Montana has 24 percent of the nation’s coal reserves

Coal is both abundant and relatively inexpensive in the US, so it is an appealing source of electricity generation for both economic and energy-security reasons. On the flip side, carbon dioxide generated by the burning of fossil fuels is the primary cause of global warming, and burning coal generates the lion's share. Technology for capturing and storing CO2 from coal-fired power plants is under development to try to address this problem.

Montana has a significant piece of the abundant US coal resource. According to the US Energy Information Administration, Montana’s coal reserves (the technical term is “demonstrated reserve base,” or DRB) totaled 119 billion tons as of January, 1, 2008, which amounts to 24% of the total estimated DRB for the US[[Energy Information Administration. “Table 4.11 Coal Demonstrated Reserve Base, January 1, 2008 (Billion Short Tons).”]]
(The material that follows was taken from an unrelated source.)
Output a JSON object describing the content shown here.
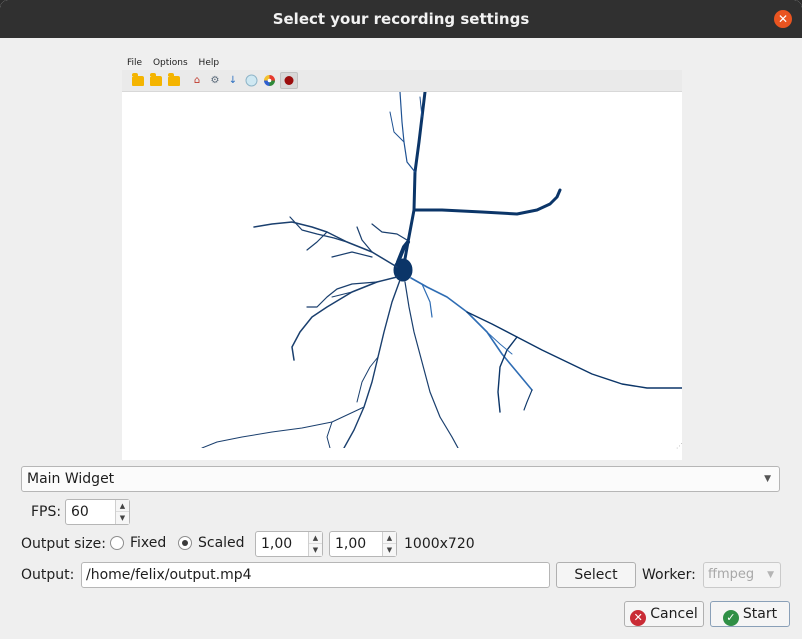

Some of this coal is unlikely to be mined because it is too costly, too technically difficult or too environmentally damaging to retrieve.

Besides generating electricity, coal can be converted into liquid fuel, an idea Governor Schweitzer of Montana has supported.